• _Problem requirements_
How many of the lines below include "data"? Give the number and no other words.

════════════════════

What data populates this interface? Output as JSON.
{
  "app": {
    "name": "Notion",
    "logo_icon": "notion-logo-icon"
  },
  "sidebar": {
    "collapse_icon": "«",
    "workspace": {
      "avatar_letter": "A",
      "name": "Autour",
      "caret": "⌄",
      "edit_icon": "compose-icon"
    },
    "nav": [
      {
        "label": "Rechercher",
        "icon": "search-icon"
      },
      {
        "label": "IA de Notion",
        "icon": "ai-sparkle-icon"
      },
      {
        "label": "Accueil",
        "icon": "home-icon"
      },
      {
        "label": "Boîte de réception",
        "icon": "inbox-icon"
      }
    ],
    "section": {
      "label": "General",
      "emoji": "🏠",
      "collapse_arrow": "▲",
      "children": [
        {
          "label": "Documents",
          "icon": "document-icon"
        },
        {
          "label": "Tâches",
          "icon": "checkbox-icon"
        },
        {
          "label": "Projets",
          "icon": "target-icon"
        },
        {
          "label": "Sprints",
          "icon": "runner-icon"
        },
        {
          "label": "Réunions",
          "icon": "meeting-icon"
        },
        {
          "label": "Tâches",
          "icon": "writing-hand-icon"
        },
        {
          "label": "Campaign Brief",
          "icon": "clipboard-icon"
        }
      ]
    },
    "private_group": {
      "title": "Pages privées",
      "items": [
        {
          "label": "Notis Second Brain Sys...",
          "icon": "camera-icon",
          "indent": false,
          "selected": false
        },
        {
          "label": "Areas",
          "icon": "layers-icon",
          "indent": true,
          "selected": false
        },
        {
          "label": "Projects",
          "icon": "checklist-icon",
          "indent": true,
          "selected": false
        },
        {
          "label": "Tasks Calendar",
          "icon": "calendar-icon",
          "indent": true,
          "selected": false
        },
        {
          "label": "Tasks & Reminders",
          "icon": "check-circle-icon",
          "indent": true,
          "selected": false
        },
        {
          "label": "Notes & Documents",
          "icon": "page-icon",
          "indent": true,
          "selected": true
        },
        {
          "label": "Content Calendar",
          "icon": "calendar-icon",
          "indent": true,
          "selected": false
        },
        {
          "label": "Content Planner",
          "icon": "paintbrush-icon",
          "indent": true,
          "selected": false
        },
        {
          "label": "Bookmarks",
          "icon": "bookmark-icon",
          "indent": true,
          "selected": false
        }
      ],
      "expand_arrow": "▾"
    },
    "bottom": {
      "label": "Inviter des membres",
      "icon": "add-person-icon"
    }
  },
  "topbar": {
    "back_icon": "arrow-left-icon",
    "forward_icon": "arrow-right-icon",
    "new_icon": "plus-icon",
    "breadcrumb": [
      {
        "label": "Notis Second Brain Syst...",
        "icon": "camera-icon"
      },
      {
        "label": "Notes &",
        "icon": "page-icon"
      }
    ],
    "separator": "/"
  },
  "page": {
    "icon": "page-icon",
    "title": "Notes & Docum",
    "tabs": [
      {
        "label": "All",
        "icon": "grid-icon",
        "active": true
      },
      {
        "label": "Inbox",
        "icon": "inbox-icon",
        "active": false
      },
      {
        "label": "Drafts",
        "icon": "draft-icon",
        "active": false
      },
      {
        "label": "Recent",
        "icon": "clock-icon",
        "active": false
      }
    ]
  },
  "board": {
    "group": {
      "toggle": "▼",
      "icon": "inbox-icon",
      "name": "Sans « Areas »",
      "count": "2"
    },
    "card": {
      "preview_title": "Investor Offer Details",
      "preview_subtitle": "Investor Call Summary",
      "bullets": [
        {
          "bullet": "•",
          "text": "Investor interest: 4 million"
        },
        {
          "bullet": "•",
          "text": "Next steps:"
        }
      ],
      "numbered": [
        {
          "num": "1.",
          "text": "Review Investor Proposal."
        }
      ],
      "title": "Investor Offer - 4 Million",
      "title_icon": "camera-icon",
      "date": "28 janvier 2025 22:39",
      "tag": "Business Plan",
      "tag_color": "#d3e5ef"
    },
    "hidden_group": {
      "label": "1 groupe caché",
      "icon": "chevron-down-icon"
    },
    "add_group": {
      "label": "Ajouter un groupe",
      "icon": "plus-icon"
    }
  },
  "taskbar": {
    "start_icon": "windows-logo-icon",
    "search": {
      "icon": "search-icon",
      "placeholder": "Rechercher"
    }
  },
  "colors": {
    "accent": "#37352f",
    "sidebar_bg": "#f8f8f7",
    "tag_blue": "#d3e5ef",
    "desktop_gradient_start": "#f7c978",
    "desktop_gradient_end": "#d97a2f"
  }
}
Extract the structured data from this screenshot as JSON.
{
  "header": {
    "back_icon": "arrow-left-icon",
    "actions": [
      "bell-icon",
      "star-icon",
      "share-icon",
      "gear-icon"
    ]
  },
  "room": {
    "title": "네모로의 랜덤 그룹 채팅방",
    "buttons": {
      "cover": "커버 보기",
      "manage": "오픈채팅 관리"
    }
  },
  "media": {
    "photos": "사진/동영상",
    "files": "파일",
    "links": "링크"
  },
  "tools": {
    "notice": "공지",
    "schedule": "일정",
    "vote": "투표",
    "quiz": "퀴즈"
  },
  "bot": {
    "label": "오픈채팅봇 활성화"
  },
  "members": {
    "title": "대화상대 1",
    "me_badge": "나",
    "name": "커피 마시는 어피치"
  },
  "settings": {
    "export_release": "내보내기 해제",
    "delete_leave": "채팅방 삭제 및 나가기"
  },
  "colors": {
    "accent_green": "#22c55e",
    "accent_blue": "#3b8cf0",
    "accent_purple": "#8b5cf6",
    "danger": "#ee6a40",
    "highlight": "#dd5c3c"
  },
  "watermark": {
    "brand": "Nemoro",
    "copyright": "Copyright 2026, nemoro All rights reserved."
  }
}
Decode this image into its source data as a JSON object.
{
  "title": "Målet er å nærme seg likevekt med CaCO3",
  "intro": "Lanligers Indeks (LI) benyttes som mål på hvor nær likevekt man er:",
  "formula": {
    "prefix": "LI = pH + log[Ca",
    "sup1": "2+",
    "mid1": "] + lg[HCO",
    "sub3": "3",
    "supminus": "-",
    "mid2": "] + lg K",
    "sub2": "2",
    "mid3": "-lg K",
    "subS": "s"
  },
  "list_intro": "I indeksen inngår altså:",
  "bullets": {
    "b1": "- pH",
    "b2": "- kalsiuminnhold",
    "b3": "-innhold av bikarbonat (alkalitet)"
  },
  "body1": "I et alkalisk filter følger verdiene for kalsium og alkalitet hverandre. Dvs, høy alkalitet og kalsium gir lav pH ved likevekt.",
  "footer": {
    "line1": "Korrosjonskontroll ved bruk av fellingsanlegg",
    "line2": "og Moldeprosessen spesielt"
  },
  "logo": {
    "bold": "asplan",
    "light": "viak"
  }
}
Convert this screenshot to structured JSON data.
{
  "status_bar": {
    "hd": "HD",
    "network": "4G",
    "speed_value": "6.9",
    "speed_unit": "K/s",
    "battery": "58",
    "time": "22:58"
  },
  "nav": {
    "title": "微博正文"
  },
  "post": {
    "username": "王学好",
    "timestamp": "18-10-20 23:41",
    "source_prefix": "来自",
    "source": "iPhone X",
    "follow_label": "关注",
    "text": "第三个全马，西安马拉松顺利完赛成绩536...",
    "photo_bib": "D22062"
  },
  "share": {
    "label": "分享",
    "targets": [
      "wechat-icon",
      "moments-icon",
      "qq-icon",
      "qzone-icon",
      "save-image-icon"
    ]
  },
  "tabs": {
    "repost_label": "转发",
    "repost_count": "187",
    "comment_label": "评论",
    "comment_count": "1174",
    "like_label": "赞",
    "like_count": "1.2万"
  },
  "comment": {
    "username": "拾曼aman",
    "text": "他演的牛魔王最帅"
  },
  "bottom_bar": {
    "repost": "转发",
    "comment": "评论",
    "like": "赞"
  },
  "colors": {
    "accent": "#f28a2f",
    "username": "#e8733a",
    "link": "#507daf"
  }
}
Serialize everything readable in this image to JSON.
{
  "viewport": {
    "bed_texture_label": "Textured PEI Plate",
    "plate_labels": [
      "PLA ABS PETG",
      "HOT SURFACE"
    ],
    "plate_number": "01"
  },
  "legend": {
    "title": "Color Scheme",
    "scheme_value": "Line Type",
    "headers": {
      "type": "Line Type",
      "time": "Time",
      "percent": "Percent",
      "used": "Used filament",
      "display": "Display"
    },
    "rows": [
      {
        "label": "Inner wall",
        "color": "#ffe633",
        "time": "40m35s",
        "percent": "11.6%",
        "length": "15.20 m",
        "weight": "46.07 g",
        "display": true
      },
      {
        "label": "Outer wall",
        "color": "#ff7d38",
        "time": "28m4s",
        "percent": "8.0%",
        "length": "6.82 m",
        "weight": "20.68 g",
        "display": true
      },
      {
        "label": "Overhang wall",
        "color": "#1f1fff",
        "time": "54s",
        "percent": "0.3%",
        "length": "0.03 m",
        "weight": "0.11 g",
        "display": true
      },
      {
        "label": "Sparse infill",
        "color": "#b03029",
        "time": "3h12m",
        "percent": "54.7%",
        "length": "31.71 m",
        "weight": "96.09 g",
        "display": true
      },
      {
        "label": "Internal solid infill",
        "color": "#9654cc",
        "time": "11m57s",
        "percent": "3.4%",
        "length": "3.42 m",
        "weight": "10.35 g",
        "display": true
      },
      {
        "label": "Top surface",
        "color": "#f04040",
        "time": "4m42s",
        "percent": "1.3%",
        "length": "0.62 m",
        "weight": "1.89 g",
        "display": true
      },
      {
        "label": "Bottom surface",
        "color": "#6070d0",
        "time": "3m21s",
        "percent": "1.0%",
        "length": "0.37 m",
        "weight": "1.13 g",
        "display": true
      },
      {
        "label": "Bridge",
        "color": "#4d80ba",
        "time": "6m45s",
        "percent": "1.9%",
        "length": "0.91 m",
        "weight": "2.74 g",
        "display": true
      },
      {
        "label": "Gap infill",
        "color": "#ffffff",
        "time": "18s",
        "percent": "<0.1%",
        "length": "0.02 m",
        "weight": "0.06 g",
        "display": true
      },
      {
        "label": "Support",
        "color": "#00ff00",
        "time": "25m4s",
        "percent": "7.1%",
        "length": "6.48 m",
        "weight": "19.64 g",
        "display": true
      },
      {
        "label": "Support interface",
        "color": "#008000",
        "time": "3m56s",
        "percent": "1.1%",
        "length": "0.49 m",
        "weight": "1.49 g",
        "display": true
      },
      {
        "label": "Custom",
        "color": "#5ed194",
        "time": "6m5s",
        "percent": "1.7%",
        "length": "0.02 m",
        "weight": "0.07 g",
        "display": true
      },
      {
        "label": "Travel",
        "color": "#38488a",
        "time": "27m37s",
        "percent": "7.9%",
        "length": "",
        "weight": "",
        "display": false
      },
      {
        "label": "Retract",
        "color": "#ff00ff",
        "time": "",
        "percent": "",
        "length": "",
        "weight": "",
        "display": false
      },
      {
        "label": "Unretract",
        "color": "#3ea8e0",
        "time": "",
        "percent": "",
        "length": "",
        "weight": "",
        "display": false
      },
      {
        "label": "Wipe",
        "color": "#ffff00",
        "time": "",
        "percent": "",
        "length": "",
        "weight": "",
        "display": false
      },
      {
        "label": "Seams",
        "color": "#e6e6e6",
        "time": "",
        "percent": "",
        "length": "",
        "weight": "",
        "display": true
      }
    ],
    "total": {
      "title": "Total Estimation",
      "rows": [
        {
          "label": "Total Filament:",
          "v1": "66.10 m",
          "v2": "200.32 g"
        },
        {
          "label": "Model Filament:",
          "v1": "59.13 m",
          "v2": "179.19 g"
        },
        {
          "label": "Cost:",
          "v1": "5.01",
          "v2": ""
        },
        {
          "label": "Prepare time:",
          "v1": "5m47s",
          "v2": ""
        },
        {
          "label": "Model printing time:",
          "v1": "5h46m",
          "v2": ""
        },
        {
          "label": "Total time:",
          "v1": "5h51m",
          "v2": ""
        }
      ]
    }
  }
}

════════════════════

• _The answer_
4